▶ _Work required_:
Repeat the data below exactly. Include each line.

Start of Dataset entries

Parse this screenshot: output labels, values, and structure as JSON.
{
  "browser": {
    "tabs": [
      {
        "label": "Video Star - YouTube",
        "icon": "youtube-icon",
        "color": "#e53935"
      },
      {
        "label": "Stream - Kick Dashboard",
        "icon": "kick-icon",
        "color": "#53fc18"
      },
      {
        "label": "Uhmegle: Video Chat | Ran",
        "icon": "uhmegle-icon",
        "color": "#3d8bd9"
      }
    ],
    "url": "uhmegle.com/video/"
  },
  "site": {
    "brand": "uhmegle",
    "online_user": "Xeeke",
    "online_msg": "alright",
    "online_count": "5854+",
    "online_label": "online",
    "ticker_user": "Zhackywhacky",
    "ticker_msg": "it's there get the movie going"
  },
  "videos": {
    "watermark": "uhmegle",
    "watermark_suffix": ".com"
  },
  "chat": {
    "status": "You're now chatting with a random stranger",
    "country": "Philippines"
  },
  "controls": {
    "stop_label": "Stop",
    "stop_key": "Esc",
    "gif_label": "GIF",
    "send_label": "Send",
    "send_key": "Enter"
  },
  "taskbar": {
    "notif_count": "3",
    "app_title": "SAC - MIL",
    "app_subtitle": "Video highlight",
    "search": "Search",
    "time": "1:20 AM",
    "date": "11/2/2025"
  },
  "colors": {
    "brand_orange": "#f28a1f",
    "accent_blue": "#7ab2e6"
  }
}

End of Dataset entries

▶ _Answer for the task_:
Parse this screenshot: output labels, values, and structure as JSON.
{
  "browser": {
    "tabs": [
      {
        "label": "Video Star - YouTube",
        "icon": "youtube-icon",
        "color": "#e53935"
      },
      {
        "label": "Stream - Kick Dashboard",
        "icon": "kick-icon",
        "color": "#53fc18"
      },
      {
        "label": "Uhmegle: Video Chat | Ran",
        "icon": "uhmegle-icon",
        "color": "#3d8bd9"
      }
    ],
    "url": "uhmegle.com/video/"
  },
  "site": {
    "brand": "uhmegle",
    "online_user": "Xeeke",
    "online_msg": "alright",
    "online_count": "5854+",
    "online_label": "online",
    "ticker_user": "Zhackywhacky",
    "ticker_msg": "it's there get the movie going"
  },
  "videos": {
    "watermark": "uhmegle",
    "watermark_suffix": ".com"
  },
  "chat": {
    "status": "You're now chatting with a random stranger",
    "country": "Philippines"
  },
  "controls": {
    "stop_label": "Stop",
    "stop_key": "Esc",
    "gif_label": "GIF",
    "send_label": "Send",
    "send_key": "Enter"
  },
  "taskbar": {
    "notif_count": "3",
    "app_title": "SAC - MIL",
    "app_subtitle": "Video highlight",
    "search": "Search",
    "time": "1:20 AM",
    "date": "11/2/2025"
  },
  "colors": {
    "brand_orange": "#f28a1f",
    "accent_blue": "#7ab2e6"
  }
}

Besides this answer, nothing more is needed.